Fashion: some things you chuck, some things you keep, some things fall apart, some things you get too fat for. Or too thin for. Or too old for. All of the things. These vagaries keep the fashion industry afloat. It counts on your changing tastes, fluctuating weight and advancing years to keep you buying.
Burberry things, I keep. I mean, they’re expensive. But more than that, they stand the test of time. Seventeen years ago, I made a considerable outlay on a pair of Burberry heels. I wasn’t earning much, but I had to have them. In Burberry’s classic house check, they’d been buried in the back of the wardrobe for aeons, but after seeing model Adwoa Aboah rocking a checked cap, I was spurred to dig them out again, an action further encouraged by the resurgence of said check at Burberry’s most recent spring/summer 2018 show, held in London in September.
What was I just saying about Burberry standing the test of time? Alas, there are some things the brand’s super-powerful president and chief creative officer Christopher Bailey can’t militate against, and that’s moths. The fucking shoes had been savaged.
Sorry to swear, but I was devastated. As well as looking cool, they’d have been a lovely souvenir by which to remember Christopher Bailey, who hasn’t died, but is exiting the business after 17 years “to make way for a new chapter in the brand’s creative strategy”, as industry bible The Business Of Fashion recently put it. During his tenure, Burberry soared to become one of the most successful British fashion brands of recent times; some might say of all time.
Bailey’s Burberry was for everyone, even if, admittedly, not everyone could afford it. When he exits the company in March 2018, let’s hope whoever gets the gig has the same egalitarian approach
Why does Bailey’s leaving matter? If you’re not arsed about fashion (why are you reading?) then maybe it doesn’t. But if you’re someone who believes in equality – particularly social equality – then I’d argue that it does. I’ve interviewed Bailey several times, and he has always seemed to be one of the more grounded, humble and, well, sane designers in the fashion firmament. When in the early 2000s the fashion world turned on Burberry because its house check was worn by “chavs” (that once-acceptable term for football fans, soap stars and the British working class), Bailey wasn’t impressed, and not merely because it endangered share prices. "I would much rather be welcoming than exclusive and excluding people,” he told me in 2013. "I am from a working-class background. I loved as a kid having things to aspire to and be inspired by, and no one saying I couldn't have them."
Bailey’s Burberry was for everyone, even if, admittedly, not everyone could afford it. When he exits the company in March 2018, let’s hope whoever gets the gig has the same egalitarian approach. Like most fashion lovers, I’m excited by rumours that Phoebe Philo will take over as creative director. Insiders have been gossiping for months that her exit from Céline is imminent, but what gives these rumours more credence than most is that Marco Gobbetti, Burberry’s chief executive, used to work alongside her at Celine. Behind every great designer is a great CEO – but as with any marriage, the two have to be compatible. Judging by their success with Céline, Philo and Gobbetti are.
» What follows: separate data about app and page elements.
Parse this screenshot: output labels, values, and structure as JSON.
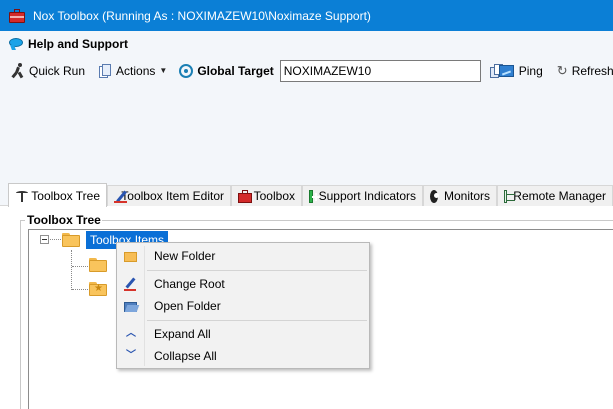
{
  "window": {
    "title": "Nox Toolbox (Running As : NOXIMAZEW10\\Noximaze Support)"
  },
  "menubar": {
    "help_label": "Help and Support"
  },
  "toolbar": {
    "quick_run": "Quick Run",
    "actions": "Actions",
    "global_target_label": "Global Target",
    "global_target_value": "NOXIMAZEW10",
    "ping": "Ping",
    "refresh": "Refresh"
  },
  "tabs": [
    {
      "label": "Toolbox Tree",
      "icon": "palm-tree-icon",
      "active": true
    },
    {
      "label": "Toolbox Item Editor",
      "icon": "pencil-icon"
    },
    {
      "label": "Toolbox",
      "icon": "toolbox-icon"
    },
    {
      "label": "Support Indicators",
      "icon": "plus-icon"
    },
    {
      "label": "Monitors",
      "icon": "gear-icon"
    },
    {
      "label": "Remote Manager",
      "icon": "document-icon"
    }
  ],
  "panel": {
    "title": "Toolbox Tree"
  },
  "tree": {
    "root_label": "Toolbox Items"
  },
  "context_menu": {
    "items": [
      {
        "label": "New Folder",
        "icon": "folder-icon"
      },
      {
        "label": "Change Root",
        "icon": "pencil-icon"
      },
      {
        "label": "Open Folder",
        "icon": "open-folder-icon"
      },
      {
        "label": "Expand All",
        "icon": "chevron-up-icon"
      },
      {
        "label": "Collapse All",
        "icon": "chevron-down-icon"
      }
    ]
  }
}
For all the money that Burberry has spent over the years – on lavish fashion shows, ingenious experiential marketing, employing Kate Moss and Cara Delevingne to front its ad campaigns, a shit-hot digital strategy that included pioneering innovations on Twitter, Facebook, Instagram and Snapchat – its current situation is a savvy reminder to other fashion brands that if the product itself isn’t desirable, all the marketing in the world won’t shift it in sufficient numbers for the shareholders to be happy. If Phoebe Philo does get the job, it will be because Burberry’s owners believe she can make customers fall in love again, the way she made them fall in love with a once-staid Céline.
While I would love to see her deconstructed version of a trench coat, a part of me will lament that Burberry under Philo’s command is likely to remain forever absent from the terraces. Philo’s taste doesn’t appeal to the masses. It appeals to the one per cent who have the lifestyle, the status and the income to support it. But if your idea of hell is seeing Danniella Westbrook head-to-toe in Burberry house check, then perhaps that’s the point. Good luck to Bailey, good luck to Burberry and please, can the incoming designer make everything not just cool but moth-proof? Cheers.